Wake lock: Not acquired
Application whitelisted: No
No.
Application will stop processing a few seconds after the screen turns off (Same behaviour as Nougat, Oreo and Pie)
No.
Embedded server became unresponsive after about 3 minutes (Same behaviour as Pie)
Wake lock: Acquired
Application whitelisted: No
No.
Application will stop processing about 60 seconds after the screen turns off (Same behaviour as Pie)
No.
Embedded server became unresponsive after about 3 minutes (Same behaviour as Pie)
Wake lock: Not acquired
Application whitelisted: Yes
No.
Application will stop processing a few seconds after the screen turns off (Slightly more aggressive than the behaviour I observed under Pie)
Yes.
Application will continue responding to network requests indefinitely (Different than the behaviour I observed under Pie but does match Oreo)
Wake lock: Acquired
Application whitelisted: Yes
Yes.
Application will continue processing indefinitely (Same behaviour as Nougat, Oreo and Pie)
Yes.
Application will continue responding to network requests indefinitely (Same behaviour as Nougat, Oreo and Pie)

Conclusions from testing on Android 10

  • Most of the test results were similar or identical to Pie, the one exception being the behaviour when the application is whitelisted but does not hold a wake lock.  I can’t account for this difference – since it matches the Oreo behaviour it is perhaps an error with my previous Pie testing but I would not depend on this behaviour moving forward.

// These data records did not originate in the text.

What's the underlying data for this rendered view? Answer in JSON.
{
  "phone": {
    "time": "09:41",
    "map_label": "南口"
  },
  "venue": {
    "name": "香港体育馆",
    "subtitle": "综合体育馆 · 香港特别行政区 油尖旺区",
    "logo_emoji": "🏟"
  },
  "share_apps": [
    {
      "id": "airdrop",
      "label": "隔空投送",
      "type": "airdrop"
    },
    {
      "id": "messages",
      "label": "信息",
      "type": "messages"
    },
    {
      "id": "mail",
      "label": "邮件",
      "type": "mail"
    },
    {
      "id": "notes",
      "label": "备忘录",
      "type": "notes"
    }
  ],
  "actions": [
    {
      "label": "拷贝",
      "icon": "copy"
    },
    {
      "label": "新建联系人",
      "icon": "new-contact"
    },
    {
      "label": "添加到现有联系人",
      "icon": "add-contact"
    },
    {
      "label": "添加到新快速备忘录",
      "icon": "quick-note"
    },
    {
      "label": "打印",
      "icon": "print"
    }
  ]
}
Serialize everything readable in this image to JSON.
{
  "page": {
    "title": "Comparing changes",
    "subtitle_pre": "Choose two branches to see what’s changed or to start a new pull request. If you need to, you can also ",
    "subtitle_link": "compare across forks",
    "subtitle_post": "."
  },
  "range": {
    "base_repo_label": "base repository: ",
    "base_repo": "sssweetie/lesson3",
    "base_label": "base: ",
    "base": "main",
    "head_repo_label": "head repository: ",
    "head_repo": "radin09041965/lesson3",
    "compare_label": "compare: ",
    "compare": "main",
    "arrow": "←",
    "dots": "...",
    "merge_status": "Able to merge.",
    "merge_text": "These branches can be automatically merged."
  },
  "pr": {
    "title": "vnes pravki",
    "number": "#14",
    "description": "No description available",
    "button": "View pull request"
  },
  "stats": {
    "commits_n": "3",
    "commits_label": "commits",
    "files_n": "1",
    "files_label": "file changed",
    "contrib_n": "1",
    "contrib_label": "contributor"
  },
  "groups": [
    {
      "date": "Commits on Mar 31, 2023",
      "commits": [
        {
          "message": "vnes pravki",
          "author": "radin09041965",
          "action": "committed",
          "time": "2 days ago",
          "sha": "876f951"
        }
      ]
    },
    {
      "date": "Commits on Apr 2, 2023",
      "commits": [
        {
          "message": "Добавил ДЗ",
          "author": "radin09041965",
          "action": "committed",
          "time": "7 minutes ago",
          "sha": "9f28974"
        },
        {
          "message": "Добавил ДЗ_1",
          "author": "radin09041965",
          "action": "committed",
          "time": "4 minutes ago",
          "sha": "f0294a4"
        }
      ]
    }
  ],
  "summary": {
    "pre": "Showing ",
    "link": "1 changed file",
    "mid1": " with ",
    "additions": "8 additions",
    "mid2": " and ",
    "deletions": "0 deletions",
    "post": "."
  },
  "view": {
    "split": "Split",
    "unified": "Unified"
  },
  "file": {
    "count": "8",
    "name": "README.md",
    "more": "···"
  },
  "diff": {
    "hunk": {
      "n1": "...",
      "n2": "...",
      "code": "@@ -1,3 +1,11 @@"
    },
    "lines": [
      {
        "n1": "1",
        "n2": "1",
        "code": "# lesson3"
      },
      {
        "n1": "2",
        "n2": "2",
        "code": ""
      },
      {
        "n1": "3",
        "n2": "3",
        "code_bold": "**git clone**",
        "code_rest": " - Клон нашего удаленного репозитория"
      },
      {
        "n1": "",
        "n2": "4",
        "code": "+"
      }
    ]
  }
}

  • It IS STILL possible to have a background service run continually on an Android 10 device as long as the application is whitelisted and holds a partial wake lock.  There are of course battery implications to whitelisting your application and “Google Play policies prohibit apps from requesting direct exemption from Power Management features unless the core function of the app is adversely affected” [source]. Applications holding long running wake locks can also be flagged by Android as having “Stuck partial wake locks“. Although I have never personally seen or heard of a whitelisted application being flagged as mis-behaving by Android Vitals (more information on restricted apps) I can’t say this will remain the case forever.